Paris secrets, or at least the dining we’ve enjoyed these past five weeks, with the added test of wanting to return.
We’ve previously reached some three-stars, emerging names (the original Spring, early Septime), and short-lived (Agape Substance – a steamy central bench shared with the chefs).
The plan this time was to concentrate on cheap and near, and I have already reported tagines Chez Hamadi.
Our recently-departed studio in a surprisingly quiet street between St Michel and Odéon-St Germain put us handily a few doors from New Delhi’s takeaway – three men, stove and tandoor jammed in a hole-in-the-wall. Other places were only slightly bigger – costs cut by small, crammed tables with no linen, and probably some bought-in prepared foods.
Yet one visit made me a regular at Vins et Terroirs (competitively-priced at 12€ for two-course lunch, 18€ dinner), and I went eight or nine times. You can’t beat fast and friendly waiters under exposed beams and an ingrained spirit of gastronomie. A lentil soup with egg stood out. One night a missing dish was replaced by foie gras (so I ordered the missing dish a couple more times). Even a toughish steak seemed apt, and they assured me the profiteroles were made in-house in small batches – the chocolate sauce seemed real, too.

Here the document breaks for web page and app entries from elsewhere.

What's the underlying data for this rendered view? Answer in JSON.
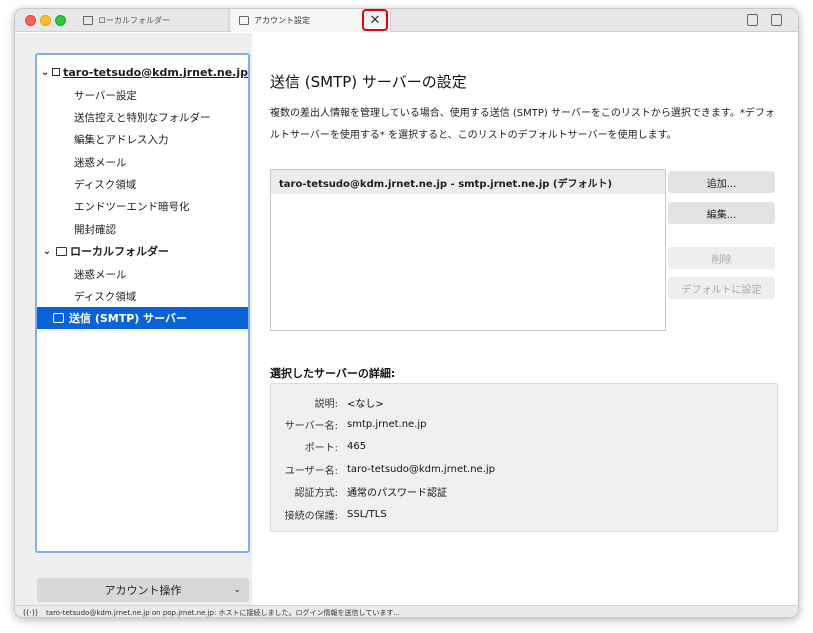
{
  "tabs": [
    {
      "label": "ローカルフォルダー"
    },
    {
      "label": "アカウント設定"
    }
  ],
  "tab_close_glyph": "✕",
  "sidebar": {
    "account": {
      "label": "taro-tetsudo@kdm.jrnet.ne.jp"
    },
    "account_items": [
      {
        "label": "サーバー設定"
      },
      {
        "label": "送信控えと特別なフォルダー"
      },
      {
        "label": "編集とアドレス入力"
      },
      {
        "label": "迷惑メール"
      },
      {
        "label": "ディスク領域"
      },
      {
        "label": "エンドツーエンド暗号化"
      },
      {
        "label": "開封確認"
      }
    ],
    "local": {
      "label": "ローカルフォルダー"
    },
    "local_items": [
      {
        "label": "迷惑メール"
      },
      {
        "label": "ディスク領域"
      }
    ],
    "smtp": {
      "label": "送信 (SMTP) サーバー"
    },
    "account_actions": "アカウント操作"
  },
  "main": {
    "title": "送信 (SMTP) サーバーの設定",
    "description": "複数の差出人情報を管理している場合、使用する送信 (SMTP) サーバーをこのリストから選択できます。*デフォルトサーバーを使用する* を選択すると、このリストのデフォルトサーバーを使用します。",
    "servers": [
      {
        "label": "taro-tetsudo@kdm.jrnet.ne.jp - smtp.jrnet.ne.jp (デフォルト)"
      }
    ],
    "buttons": {
      "add": "追加...",
      "edit": "編集...",
      "delete": "削除",
      "set_default": "デフォルトに設定"
    },
    "details_title": "選択したサーバーの詳細:",
    "details": [
      {
        "label": "説明:",
        "value": "<なし>"
      },
      {
        "label": "サーバー名:",
        "value": "smtp.jrnet.ne.jp"
      },
      {
        "label": "ポート:",
        "value": "465"
      },
      {
        "label": "ユーザー名:",
        "value": "taro-tetsudo@kdm.jrnet.ne.jp"
      },
      {
        "label": "認証方式:",
        "value": "通常のパスワード認証"
      },
      {
        "label": "接続の保護:",
        "value": "SSL/TLS"
      }
    ]
  },
  "status": {
    "text": "taro-tetsudo@kdm.jrnet.ne.jp on pop.jrnet.ne.jp: ホストに接続しました。ログイン情報を送信しています..."
  },
  "colors": {
    "selection": "#0a63d6",
    "highlight_box": "#e60012",
    "focus_border": "#7fb0e8"
  }
}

Opposite the St Germain covered market, Le Petit Vatel was even more cramped, and a tad more expensive with dishes at a proportionately higher level. The simple boudin noir with a little apple … missing it already.
On the way there, we could check out the lunch queue at the smart Comptoir du Relais (either queue, or get there early or late). Couldn’t resist a second shot at their lobster bisque (not thick, and I recall tomato hidden in there somewhere).
Back closer, and named after an uninhabited, war-ravaged island off Brittany, Cézembre is new, compact and excellent value for high quality, contemporary food (fixed menu of five dishes for 45€, plus 25€ for three matching glasses of wine), even if I couldn’t resist feeling that the overall effect was of comfort food with foam. On tripadvisor, Cézembre rates #14 out of 13,742 restaurants in Paris, so bookings will get harder.
The restaurant has just one young waiter, who also runs the dishwasher, and two in the kitchen, so not a quick night. I heard that the original intention had been to open in Australia, and the waiter looks forward to surfing again at Byron Bay.
A city this size and so densely cultured has innumerable “secrets”, even still in the Marais. Those hazy photos above… that’s a sausage with aligot, approximately two parts potato to one part cheese. We’ve been to Roland and Josette’s many times, although only managed twice this stay – a dream of a small bar with its clutch of long-term, bohemian habitues, leading into an even smaller dining room. It’s hardly mentioned on tripadvisor, and one French complaint is that it’s a survivor of the 1950s (a complaint!). To give away the address, true gourmands, it’s Le Bougnat (the “Le” avoids confusion with another place).
Nearly 40 years ago, I dined Chez Allard, a then one-star bistro founded in 1932. Monsieur Allard (by then, the son, André) recommended sharing the frogs’ legs, because they were the real burgundian ones, and recommended against their famous specialty of duck and olives, because duck and turnips were briefly in season. Just accept our carafe red, he reassured. I probably had profiteroles. And the meal in a then near-empty bistro was magnificent, the duck among the best things I’ve ever eaten.
Allard was so close to our studio this trip that we almost shared a wall. Accordingly, we popped around the corner to catch up with duck and olives (the dinner was a gift, gratefully received!).
The bistro has been done over in a respectful renovation by Alain Ducasse’s team. The recent switch from Laetitia Rouabah to Fanny Herpin as chef has maintained the tradition of a woman in the kitchen – originally Marthe, and her daughter-in-law Fernande Allard on my original visit. Because the door was often left open on to the kitchen, we can confirm that the young chef and/or her offsiders were hard a work every day from early morning until early morning.
The menu retains many old favourites. I started humbly, but well, with Frisée jaune aux beaux lardons et croûtons (curly endive with lardons). Marion liked the oeufs cocotte so much that she ordered them again when we returned for lunch. M. Allard was right about his wife’s duck and turnips (and I again thank them). Although the effect of the olives was different, the sauce was reminiscent, and one of the lively young waiters (immediately picked him as Italian) proudly revealed the green olives were Sicilian.
Still tightly packed, and with a predictable menu, this bourgeois bistro showed the benefits of paying more for table linen, attentive service, no kitchen short-cuts, and warm bath for the profiteroles chocolate.
This was the not-so-cheap, but really-near version of this trip’s search for the tiny “secrets” in which Paris abounds. The city might be losing favour on those near-ridiculous “world’s 50 best” lists, but dining density remains high.
Previously, I have enjoyed looking for the way ahead (the new/the exciting/the “best”). But there’s nothing like lost locales.